I have been more than usually conscious of the insect life going around this year as the chick rearing season has been underway. Without insects there are no chicks, and it has been interesting to keep an eye on the various different species which have popped up at this crucial time. Sawflies have been particularly abundant, and this is great news because their larvae is a key food source for black grouse chicks. Of course talking of sawflies is the same as talking about birds; the name actually applies to dozens of different species, most of which look like a cross between a wasp and a flying ant. I have noticed in particular that the number of sawflies is at its highest around willow scrub, and while I haven’t been able to find any of the larvae themselves, clouds of sawflies have given me an encouraging spring in the step.
There have also been large numbers of scorpion flies, snipe flies and a million varieties of micro-moth which rise up like a bow-wave when I walk through the rushes where the ragged robin is flowering with considerable enthusiasm and the forget-me-nots lie in great baby blue drifts.

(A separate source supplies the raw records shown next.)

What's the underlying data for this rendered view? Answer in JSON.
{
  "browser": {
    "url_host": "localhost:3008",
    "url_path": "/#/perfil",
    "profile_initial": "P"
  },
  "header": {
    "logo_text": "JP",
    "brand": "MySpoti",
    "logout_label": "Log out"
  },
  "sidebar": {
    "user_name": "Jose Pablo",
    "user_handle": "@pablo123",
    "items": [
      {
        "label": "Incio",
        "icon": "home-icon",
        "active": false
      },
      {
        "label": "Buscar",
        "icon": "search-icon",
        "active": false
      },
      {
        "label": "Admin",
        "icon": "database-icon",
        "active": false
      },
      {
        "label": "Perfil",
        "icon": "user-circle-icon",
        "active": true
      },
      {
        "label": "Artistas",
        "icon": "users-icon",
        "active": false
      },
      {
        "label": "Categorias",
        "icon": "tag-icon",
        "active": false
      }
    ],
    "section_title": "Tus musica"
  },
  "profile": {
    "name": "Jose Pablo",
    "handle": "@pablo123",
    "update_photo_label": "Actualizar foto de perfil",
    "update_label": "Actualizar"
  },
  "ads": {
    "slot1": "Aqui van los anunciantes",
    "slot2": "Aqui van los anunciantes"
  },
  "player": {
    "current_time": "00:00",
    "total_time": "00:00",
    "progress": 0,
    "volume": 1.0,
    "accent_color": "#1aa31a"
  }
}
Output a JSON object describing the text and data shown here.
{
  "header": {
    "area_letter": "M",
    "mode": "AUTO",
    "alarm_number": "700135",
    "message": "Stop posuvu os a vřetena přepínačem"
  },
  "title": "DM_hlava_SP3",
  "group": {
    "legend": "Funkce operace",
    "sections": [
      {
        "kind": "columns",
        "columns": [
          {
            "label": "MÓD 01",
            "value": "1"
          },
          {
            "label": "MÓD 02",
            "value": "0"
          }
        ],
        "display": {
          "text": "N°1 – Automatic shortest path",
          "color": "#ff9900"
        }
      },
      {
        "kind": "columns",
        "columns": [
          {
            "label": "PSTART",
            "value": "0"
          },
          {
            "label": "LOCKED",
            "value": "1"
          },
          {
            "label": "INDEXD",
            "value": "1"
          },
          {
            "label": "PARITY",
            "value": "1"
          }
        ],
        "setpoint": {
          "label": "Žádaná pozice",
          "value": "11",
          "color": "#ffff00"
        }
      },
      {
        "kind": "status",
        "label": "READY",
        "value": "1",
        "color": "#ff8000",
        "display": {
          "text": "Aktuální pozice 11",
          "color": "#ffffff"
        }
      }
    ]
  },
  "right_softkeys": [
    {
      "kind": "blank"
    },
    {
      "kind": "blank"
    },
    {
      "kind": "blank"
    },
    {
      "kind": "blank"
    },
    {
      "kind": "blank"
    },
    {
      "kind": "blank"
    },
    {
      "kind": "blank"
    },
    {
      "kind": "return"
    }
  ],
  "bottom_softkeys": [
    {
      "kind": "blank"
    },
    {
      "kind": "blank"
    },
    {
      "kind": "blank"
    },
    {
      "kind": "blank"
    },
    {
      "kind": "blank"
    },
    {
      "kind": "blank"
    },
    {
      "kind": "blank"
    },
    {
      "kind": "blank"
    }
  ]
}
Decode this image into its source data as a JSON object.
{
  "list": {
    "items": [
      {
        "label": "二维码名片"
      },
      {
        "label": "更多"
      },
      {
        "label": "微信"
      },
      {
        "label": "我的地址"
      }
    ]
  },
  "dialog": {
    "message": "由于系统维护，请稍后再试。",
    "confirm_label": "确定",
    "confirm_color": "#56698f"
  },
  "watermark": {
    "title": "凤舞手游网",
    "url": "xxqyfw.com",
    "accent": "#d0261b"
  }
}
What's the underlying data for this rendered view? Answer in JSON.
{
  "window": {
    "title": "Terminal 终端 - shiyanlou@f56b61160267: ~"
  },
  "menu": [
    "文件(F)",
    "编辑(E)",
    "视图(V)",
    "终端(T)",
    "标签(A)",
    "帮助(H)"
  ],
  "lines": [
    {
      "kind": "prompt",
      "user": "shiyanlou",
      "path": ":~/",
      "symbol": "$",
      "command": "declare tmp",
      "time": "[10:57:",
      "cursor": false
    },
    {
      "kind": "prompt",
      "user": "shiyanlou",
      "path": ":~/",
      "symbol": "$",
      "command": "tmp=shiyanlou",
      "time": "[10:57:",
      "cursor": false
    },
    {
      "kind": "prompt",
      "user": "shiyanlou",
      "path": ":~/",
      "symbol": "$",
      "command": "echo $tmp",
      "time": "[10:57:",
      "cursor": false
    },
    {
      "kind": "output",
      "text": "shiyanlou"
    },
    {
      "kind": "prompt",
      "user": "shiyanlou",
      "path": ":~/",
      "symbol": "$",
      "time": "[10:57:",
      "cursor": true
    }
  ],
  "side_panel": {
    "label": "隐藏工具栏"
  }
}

I’m not sure that these tiny moths are such excellent news in themselves, but their caterpillars will be well worth having around for black grouse purposes and it is always quite encouraging to see them in such abundance. Craneflies have been slightly harder to find, but in my experience they tend to be visible for a short window only when the conditions are perfect, and they spend the rest of the time buzzing invisibly through the undergrowth – available for hungry chicks, but not apparent to me.
A respectable quantity of insect life is certainly present, and I just have to hope that the warm, dry weather is allowing the birds to take full advantage of this cornucopia.